(DATA TO EXAMINE begins)

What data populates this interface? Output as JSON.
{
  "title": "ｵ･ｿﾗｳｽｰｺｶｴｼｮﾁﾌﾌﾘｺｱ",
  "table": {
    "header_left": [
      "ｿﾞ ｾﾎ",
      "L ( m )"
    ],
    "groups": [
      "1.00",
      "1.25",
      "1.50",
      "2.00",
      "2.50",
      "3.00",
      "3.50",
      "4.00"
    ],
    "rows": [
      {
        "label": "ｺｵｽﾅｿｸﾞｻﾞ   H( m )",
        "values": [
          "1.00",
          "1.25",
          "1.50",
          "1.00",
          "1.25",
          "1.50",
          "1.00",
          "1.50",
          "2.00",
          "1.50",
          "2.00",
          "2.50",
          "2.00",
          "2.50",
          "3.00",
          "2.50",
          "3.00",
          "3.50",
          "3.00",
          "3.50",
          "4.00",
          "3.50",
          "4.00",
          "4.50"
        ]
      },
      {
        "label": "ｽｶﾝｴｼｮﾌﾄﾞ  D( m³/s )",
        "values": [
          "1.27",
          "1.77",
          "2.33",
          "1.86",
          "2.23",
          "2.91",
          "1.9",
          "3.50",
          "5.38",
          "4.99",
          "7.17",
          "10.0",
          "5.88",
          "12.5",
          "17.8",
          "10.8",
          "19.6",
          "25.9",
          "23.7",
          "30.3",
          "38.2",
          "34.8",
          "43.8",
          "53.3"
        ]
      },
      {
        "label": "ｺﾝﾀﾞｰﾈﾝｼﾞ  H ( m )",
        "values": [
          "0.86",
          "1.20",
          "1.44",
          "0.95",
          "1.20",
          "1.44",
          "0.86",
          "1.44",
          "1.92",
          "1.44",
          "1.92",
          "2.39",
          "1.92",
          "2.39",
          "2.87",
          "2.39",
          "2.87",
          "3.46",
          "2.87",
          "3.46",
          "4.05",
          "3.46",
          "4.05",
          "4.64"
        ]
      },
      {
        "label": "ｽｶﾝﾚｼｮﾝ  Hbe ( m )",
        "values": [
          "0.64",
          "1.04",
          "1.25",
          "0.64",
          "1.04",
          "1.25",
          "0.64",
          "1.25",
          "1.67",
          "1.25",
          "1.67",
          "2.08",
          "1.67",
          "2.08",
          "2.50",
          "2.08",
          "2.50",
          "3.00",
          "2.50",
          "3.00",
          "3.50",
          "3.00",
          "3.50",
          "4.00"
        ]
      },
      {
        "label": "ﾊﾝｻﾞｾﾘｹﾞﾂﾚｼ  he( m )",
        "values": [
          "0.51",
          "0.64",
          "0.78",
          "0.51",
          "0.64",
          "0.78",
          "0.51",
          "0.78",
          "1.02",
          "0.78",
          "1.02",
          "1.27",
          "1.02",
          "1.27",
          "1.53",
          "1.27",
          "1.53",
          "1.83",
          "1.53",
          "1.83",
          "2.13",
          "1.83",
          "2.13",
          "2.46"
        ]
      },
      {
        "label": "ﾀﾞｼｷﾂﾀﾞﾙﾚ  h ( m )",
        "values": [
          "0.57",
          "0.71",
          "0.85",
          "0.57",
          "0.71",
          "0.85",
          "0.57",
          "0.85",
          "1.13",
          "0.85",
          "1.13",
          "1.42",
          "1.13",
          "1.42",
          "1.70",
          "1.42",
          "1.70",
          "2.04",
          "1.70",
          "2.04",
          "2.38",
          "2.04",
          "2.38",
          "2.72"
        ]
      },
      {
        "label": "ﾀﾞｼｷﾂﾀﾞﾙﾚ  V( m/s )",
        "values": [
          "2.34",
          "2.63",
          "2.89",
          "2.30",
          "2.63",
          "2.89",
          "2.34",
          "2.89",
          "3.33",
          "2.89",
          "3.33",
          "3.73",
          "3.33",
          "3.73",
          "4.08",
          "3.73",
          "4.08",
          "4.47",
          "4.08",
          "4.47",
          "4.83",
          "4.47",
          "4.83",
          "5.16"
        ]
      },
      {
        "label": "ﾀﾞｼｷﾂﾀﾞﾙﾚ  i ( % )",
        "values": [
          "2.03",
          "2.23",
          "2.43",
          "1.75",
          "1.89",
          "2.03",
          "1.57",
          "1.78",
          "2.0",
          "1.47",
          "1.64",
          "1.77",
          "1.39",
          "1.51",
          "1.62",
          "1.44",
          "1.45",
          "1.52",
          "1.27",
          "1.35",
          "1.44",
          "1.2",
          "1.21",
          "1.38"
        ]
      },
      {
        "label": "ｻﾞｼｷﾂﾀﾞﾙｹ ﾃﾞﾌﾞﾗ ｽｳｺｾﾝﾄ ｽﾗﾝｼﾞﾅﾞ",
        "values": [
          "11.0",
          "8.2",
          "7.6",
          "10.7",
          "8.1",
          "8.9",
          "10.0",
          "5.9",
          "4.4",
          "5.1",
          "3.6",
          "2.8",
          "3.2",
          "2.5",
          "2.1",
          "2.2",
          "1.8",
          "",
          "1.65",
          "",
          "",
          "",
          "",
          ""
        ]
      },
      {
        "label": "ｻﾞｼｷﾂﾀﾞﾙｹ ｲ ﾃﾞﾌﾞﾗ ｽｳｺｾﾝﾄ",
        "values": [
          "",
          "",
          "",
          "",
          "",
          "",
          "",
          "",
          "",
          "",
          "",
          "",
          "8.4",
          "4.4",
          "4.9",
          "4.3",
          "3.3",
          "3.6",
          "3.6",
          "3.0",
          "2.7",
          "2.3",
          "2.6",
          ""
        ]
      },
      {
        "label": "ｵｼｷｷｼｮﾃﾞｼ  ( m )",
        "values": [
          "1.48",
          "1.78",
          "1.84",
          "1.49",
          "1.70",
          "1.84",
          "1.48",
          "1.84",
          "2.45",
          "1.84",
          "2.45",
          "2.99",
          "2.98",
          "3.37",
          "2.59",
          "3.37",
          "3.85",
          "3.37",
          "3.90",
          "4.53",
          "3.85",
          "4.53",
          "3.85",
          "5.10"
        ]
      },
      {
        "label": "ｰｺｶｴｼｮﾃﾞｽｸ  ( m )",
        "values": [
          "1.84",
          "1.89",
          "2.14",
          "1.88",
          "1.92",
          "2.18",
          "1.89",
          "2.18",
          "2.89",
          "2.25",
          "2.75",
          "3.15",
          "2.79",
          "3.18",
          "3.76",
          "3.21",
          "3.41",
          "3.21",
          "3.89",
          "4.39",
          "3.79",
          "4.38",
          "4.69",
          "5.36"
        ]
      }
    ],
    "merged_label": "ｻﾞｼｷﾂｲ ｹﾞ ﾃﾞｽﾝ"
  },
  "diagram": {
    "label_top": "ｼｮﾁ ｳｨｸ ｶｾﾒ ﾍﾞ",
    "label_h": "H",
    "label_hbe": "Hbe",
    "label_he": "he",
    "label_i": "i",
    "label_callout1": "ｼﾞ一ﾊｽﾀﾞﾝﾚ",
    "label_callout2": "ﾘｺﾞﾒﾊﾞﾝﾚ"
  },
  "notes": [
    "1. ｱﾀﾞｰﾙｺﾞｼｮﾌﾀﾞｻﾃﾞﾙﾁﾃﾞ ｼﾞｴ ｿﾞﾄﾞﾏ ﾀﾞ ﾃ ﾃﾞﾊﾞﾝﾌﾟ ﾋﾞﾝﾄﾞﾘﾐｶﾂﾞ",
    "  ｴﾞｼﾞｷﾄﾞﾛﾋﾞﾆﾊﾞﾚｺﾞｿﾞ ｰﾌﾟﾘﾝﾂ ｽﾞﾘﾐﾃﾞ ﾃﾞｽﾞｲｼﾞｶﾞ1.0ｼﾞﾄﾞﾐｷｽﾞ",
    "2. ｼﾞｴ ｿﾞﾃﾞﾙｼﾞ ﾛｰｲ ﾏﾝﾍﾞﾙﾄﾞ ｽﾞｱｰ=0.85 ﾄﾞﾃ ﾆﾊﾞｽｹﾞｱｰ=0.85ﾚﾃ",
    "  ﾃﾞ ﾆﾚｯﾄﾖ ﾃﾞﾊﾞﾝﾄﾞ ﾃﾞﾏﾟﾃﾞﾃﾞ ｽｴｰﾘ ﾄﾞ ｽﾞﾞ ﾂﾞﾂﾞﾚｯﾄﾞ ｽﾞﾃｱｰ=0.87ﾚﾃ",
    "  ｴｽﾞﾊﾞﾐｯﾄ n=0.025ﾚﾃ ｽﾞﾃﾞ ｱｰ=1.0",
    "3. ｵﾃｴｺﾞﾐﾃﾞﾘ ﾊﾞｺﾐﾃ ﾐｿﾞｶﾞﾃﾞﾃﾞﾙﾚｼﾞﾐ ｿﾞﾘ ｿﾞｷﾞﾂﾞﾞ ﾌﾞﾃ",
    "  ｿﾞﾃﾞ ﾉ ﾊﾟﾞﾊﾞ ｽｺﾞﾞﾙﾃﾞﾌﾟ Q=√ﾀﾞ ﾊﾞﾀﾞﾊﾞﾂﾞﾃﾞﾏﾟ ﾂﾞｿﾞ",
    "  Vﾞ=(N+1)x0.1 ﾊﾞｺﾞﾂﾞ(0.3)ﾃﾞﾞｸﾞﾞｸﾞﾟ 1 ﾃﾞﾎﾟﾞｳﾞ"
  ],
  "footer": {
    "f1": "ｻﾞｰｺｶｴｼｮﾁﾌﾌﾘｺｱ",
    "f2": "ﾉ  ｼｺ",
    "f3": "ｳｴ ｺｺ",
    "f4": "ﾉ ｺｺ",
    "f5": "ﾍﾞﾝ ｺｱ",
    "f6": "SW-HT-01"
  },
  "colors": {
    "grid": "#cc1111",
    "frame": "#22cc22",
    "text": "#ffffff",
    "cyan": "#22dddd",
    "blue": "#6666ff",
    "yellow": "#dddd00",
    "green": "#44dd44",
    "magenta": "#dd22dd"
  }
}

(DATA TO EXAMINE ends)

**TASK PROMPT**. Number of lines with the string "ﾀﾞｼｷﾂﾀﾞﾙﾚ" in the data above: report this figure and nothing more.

**TASK ANSWER**. 3